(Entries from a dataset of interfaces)
******

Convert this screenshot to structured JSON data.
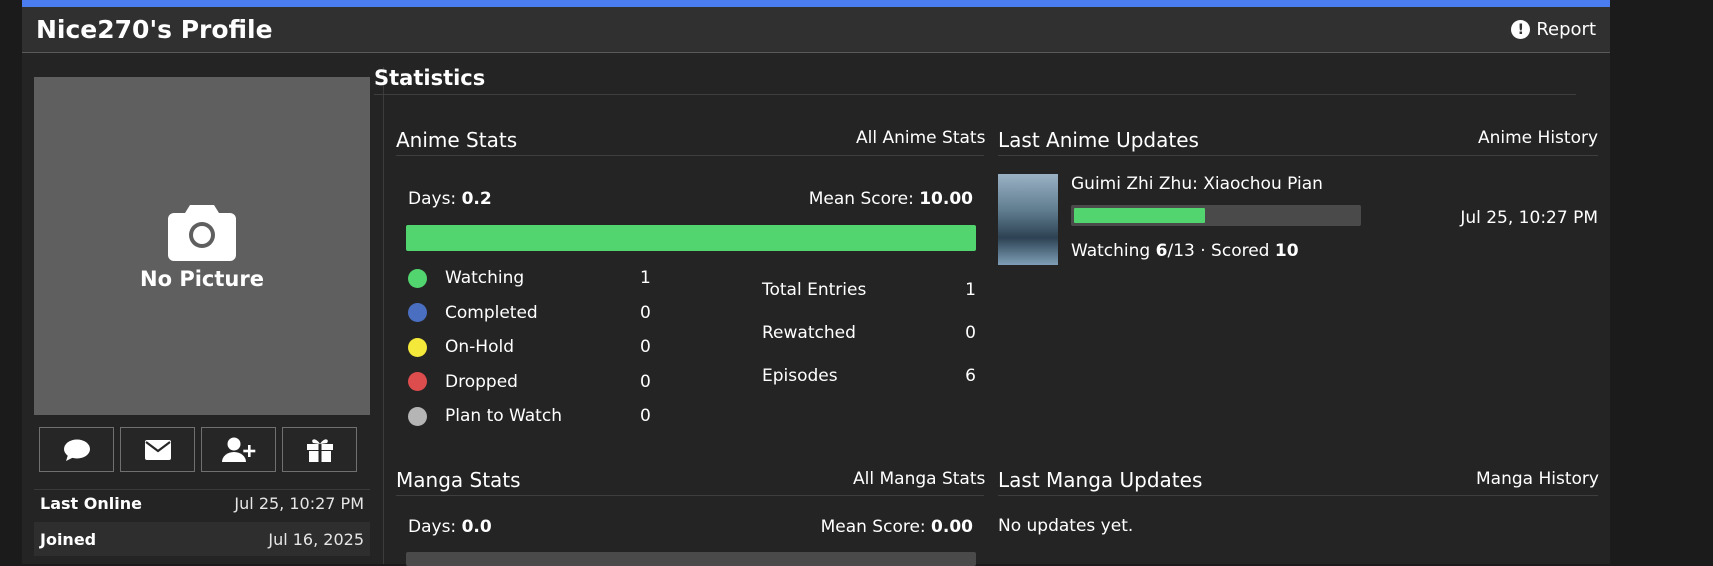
{
  "header": {
    "title": "Nice270's Profile",
    "report_label": "Report"
  },
  "profile": {
    "no_picture": "No Picture",
    "actions": [
      "comment-icon",
      "envelope-icon",
      "add-friend-icon",
      "gift-icon"
    ],
    "info": [
      {
        "label": "Last Online",
        "value": "Jul 25, 10:27 PM"
      },
      {
        "label": "Joined",
        "value": "Jul 16, 2025"
      }
    ]
  },
  "statistics": {
    "title": "Statistics",
    "anime": {
      "heading": "Anime Stats",
      "link": "All Anime Stats",
      "days_label": "Days: ",
      "days_value": "0.2",
      "mean_label": "Mean Score: ",
      "mean_value": "10.00",
      "legend": [
        {
          "label": "Watching",
          "count": "1",
          "color": "#52d46e"
        },
        {
          "label": "Completed",
          "count": "0",
          "color": "#4a6fc1"
        },
        {
          "label": "On-Hold",
          "count": "0",
          "color": "#f4e83a"
        },
        {
          "label": "Dropped",
          "count": "0",
          "color": "#dd4d4d"
        },
        {
          "label": "Plan to Watch",
          "count": "0",
          "color": "#b5b5b5"
        }
      ],
      "totals": [
        {
          "label": "Total Entries",
          "value": "1"
        },
        {
          "label": "Rewatched",
          "value": "0"
        },
        {
          "label": "Episodes",
          "value": "6"
        }
      ]
    },
    "manga": {
      "heading": "Manga Stats",
      "link": "All Manga Stats",
      "days_label": "Days: ",
      "days_value": "0.0",
      "mean_label": "Mean Score: ",
      "mean_value": "0.00"
    }
  },
  "anime_updates": {
    "heading": "Last Anime Updates",
    "link": "Anime History",
    "item": {
      "title": "Guimi Zhi Zhu: Xiaochou Pian",
      "progress": 0.46,
      "date": "Jul 25, 10:27 PM",
      "status_label": "Watching ",
      "watched": "6",
      "total": "13",
      "scored_label": " · Scored ",
      "score": "10"
    }
  },
  "manga_updates": {
    "heading": "Last Manga Updates",
    "link": "Manga History",
    "empty": "No updates yet."
  }
}
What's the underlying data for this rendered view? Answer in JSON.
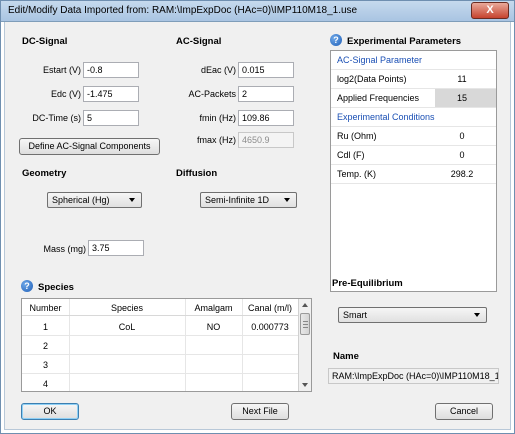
{
  "window": {
    "title": "Edit/Modify Data Imported from:  RAM:\\ImpExpDoc (HAc=0)\\IMP110M18_1.use",
    "close_glyph": "X"
  },
  "dc_signal": {
    "heading": "DC-Signal",
    "estart_label": "Estart (V)",
    "estart_value": "-0.8",
    "edc_label": "Edc (V)",
    "edc_value": "-1.475",
    "dctime_label": "DC-Time (s)",
    "dctime_value": "5",
    "define_button": "Define AC-Signal Components"
  },
  "ac_signal": {
    "heading": "AC-Signal",
    "deac_label": "dEac (V)",
    "deac_value": "0.015",
    "packets_label": "AC-Packets",
    "packets_value": "2",
    "fmin_label": "fmin (Hz)",
    "fmin_value": "109.86",
    "fmax_label": "fmax (Hz)",
    "fmax_value": "4650.9"
  },
  "experimental": {
    "heading": "Experimental Parameters",
    "rows": [
      {
        "key": "AC-Signal Parameter",
        "value": ""
      },
      {
        "key": "log2(Data Points)",
        "value": "11"
      },
      {
        "key": "Applied Frequencies",
        "value": "15"
      },
      {
        "key": "Experimental Conditions",
        "value": ""
      },
      {
        "key": "Ru (Ohm)",
        "value": "0"
      },
      {
        "key": "Cdl (F)",
        "value": "0"
      },
      {
        "key": "Temp. (K)",
        "value": "298.2"
      }
    ]
  },
  "geometry": {
    "heading": "Geometry",
    "selected": "Spherical (Hg)",
    "mass_label": "Mass (mg)",
    "mass_value": "3.75"
  },
  "diffusion": {
    "heading": "Diffusion",
    "selected": "Semi-Infinite 1D"
  },
  "pre_equilibrium": {
    "heading": "Pre-Equilibrium",
    "selected": "Smart"
  },
  "name_section": {
    "heading": "Name",
    "value": "RAM:\\ImpExpDoc (HAc=0)\\IMP110M18_1"
  },
  "species": {
    "heading": "Species",
    "columns": [
      "Number",
      "Species",
      "Amalgam",
      "Canal (m/l)"
    ],
    "rows": [
      {
        "number": "1",
        "species": "CoL",
        "amalgam": "NO",
        "canal": "0.000773"
      },
      {
        "number": "2",
        "species": "",
        "amalgam": "",
        "canal": ""
      },
      {
        "number": "3",
        "species": "",
        "amalgam": "",
        "canal": ""
      },
      {
        "number": "4",
        "species": "",
        "amalgam": "",
        "canal": ""
      }
    ]
  },
  "buttons": {
    "ok": "OK",
    "next_file": "Next File",
    "cancel": "Cancel"
  },
  "icons": {
    "help": "?"
  }
}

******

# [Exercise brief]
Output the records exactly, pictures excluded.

# [Exercise response]
Convert this screenshot to structured JSON data.
{
  "header": {
    "title": "Nice270's Profile",
    "report_label": "Report"
  },
  "profile": {
    "no_picture": "No Picture",
    "actions": [
      "comment-icon",
      "envelope-icon",
      "add-friend-icon",
      "gift-icon"
    ],
    "info": [
      {
        "label": "Last Online",
        "value": "Jul 25, 10:27 PM"
      },
      {
        "label": "Joined",
        "value": "Jul 16, 2025"
      }
    ]
  },
  "statistics": {
    "title": "Statistics",
    "anime": {
      "heading": "Anime Stats",
      "link": "All Anime Stats",
      "days_label": "Days: ",
      "days_value": "0.2",
      "mean_label": "Mean Score: ",
      "mean_value": "10.00",
      "legend": [
        {
          "label": "Watching",
          "count": "1",
          "color": "#52d46e"
        },
        {
          "label": "Completed",
          "count": "0",
          "color": "#4a6fc1"
        },
        {
          "label": "On-Hold",
          "count": "0",
          "color": "#f4e83a"
        },
        {
          "label": "Dropped",
          "count": "0",
          "color": "#dd4d4d"
        },
        {
          "label": "Plan to Watch",
          "count": "0",
          "color": "#b5b5b5"
        }
      ],
      "totals": [
        {
          "label": "Total Entries",
          "value": "1"
        },
        {
          "label": "Rewatched",
          "value": "0"
        },
        {
          "label": "Episodes",
          "value": "6"
        }
      ]
    },
    "manga": {
      "heading": "Manga Stats",
      "link": "All Manga Stats",
      "days_label": "Days: ",
      "days_value": "0.0",
      "mean_label": "Mean Score: ",
      "mean_value": "0.00"
    }
  },
  "anime_updates": {
    "heading": "Last Anime Updates",
    "link": "Anime History",
    "item": {
      "title": "Guimi Zhi Zhu: Xiaochou Pian",
      "progress": 0.46,
      "date": "Jul 25, 10:27 PM",
      "status_label": "Watching ",
      "watched": "6",
      "total": "13",
      "scored_label": " · Scored ",
      "score": "10"
    }
  },
  "manga_updates": {
    "heading": "Last Manga Updates",
    "link": "Manga History",
    "empty": "No updates yet."
  }
}
What's the underlying data for this rendered view? Answer in JSON.
{
  "window": {
    "title": "Edit/Modify Data Imported from:  RAM:\\ImpExpDoc (HAc=0)\\IMP110M18_1.use",
    "close_glyph": "X"
  },
  "dc_signal": {
    "heading": "DC-Signal",
    "estart_label": "Estart (V)",
    "estart_value": "-0.8",
    "edc_label": "Edc (V)",
    "edc_value": "-1.475",
    "dctime_label": "DC-Time (s)",
    "dctime_value": "5",
    "define_button": "Define AC-Signal Components"
  },
  "ac_signal": {
    "heading": "AC-Signal",
    "deac_label": "dEac (V)",
    "deac_value": "0.015",
    "packets_label": "AC-Packets",
    "packets_value": "2",
    "fmin_label": "fmin (Hz)",
    "fmin_value": "109.86",
    "fmax_label": "fmax (Hz)",
    "fmax_value": "4650.9"
  },
  "experimental": {
    "heading": "Experimental Parameters",
    "rows": [
      {
        "key": "AC-Signal Parameter",
        "value": ""
      },
      {
        "key": "log2(Data Points)",
        "value": "11"
      },
      {
        "key": "Applied Frequencies",
        "value": "15"
      },
      {
        "key": "Experimental Conditions",
        "value": ""
      },
      {
        "key": "Ru (Ohm)",
        "value": "0"
      },
      {
        "key": "Cdl (F)",
        "value": "0"
      },
      {
        "key": "Temp. (K)",
        "value": "298.2"
      }
    ]
  },
  "geometry": {
    "heading": "Geometry",
    "selected": "Spherical (Hg)",
    "mass_label": "Mass (mg)",
    "mass_value": "3.75"
  },
  "diffusion": {
    "heading": "Diffusion",
    "selected": "Semi-Infinite 1D"
  },
  "pre_equilibrium": {
    "heading": "Pre-Equilibrium",
    "selected": "Smart"
  },
  "name_section": {
    "heading": "Name",
    "value": "RAM:\\ImpExpDoc (HAc=0)\\IMP110M18_1"
  },
  "species": {
    "heading": "Species",
    "columns": [
      "Number",
      "Species",
      "Amalgam",
      "Canal (m/l)"
    ],
    "rows": [
      {
        "number": "1",
        "species": "CoL",
        "amalgam": "NO",
        "canal": "0.000773"
      },
      {
        "number": "2",
        "species": "",
        "amalgam": "",
        "canal": ""
      },
      {
        "number": "3",
        "species": "",
        "amalgam": "",
        "canal": ""
      },
      {
        "number": "4",
        "species": "",
        "amalgam": "",
        "canal": ""
      }
    ]
  },
  "buttons": {
    "ok": "OK",
    "next_file": "Next File",
    "cancel": "Cancel"
  },
  "icons": {
    "help": "?"
  }
}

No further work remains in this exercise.